UVA Law Faculty Affiliations
Constitutional avoidance is an old idea, but the Roberts Court has given it a new twist. Instead of avoiding constitutional questions whenever possible, recent Supreme Court majorities have tended to engage in avoidance just once before issuing disruptive decisions. For example, the Roberts Court initially ducked constitutional challenges to central pillars of the Bipartisan Campaign Reform Act and the Voting Rights Act. But when those measures came before the Court for a second time, they were both struck down as unconstitutional, despite their importance and bipartisan support.
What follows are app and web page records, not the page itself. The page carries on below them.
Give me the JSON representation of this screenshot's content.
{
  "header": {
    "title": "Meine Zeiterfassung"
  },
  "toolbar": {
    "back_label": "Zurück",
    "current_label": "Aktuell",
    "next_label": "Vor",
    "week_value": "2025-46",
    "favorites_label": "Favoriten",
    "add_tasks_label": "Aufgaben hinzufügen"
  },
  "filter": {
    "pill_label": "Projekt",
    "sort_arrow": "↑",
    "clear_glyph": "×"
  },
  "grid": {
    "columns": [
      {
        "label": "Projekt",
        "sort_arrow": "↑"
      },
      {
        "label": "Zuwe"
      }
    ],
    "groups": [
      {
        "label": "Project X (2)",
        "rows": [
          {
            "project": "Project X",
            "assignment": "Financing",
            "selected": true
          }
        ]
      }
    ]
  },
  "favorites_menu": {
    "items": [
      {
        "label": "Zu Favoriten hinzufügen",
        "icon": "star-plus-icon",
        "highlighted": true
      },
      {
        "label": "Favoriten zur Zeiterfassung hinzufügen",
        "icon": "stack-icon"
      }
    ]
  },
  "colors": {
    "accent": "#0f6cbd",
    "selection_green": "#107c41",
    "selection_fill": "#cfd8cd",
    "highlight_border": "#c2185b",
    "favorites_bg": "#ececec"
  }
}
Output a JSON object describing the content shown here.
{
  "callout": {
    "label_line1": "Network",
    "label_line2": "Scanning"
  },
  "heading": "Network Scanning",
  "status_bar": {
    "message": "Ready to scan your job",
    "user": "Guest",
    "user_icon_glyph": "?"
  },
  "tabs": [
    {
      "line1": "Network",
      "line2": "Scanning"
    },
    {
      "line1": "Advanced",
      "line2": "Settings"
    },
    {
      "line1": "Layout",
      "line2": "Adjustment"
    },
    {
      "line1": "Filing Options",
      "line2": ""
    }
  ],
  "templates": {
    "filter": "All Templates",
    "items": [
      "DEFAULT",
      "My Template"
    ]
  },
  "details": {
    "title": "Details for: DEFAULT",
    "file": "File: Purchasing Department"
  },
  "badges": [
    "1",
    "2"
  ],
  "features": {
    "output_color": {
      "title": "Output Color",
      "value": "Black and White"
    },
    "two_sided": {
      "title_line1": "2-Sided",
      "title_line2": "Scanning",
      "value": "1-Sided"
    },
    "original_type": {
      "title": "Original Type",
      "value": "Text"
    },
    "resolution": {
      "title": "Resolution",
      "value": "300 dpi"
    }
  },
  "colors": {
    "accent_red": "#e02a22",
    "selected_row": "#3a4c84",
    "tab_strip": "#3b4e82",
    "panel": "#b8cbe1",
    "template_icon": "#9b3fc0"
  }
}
A similar pattern of limited deferral may be visible in other recent cases, as the Roberts Court has taken a pass on its first opportunities to strike at the Affordable Care Act, affirmative action in higher education, and same-sex marriage laws.
This emerging use of constitutional avoidance might be called “the doctrine of one last chance.” Under this doctrine, the Court must signal its readiness to impose major disruptions before actually doing so. Put more colorfully, the doctrine of one last chance is avoidance on steroids, but with an expiration date. The result is a practical rule of judicial decision-making — an attempt not just to extol the dueling virtues of judicial action and restraint, but to balance them. And the balance is attractive. Here as elsewhere, there is good reason to afford notice and postpone decision before causing massive and potentially unexpected disruptions. Still, the doctrine should give us pause: by facilitating major legal change, the doctrine of one last chance converts a cornerstone principle of judicial restraint into a playbook for judicial action.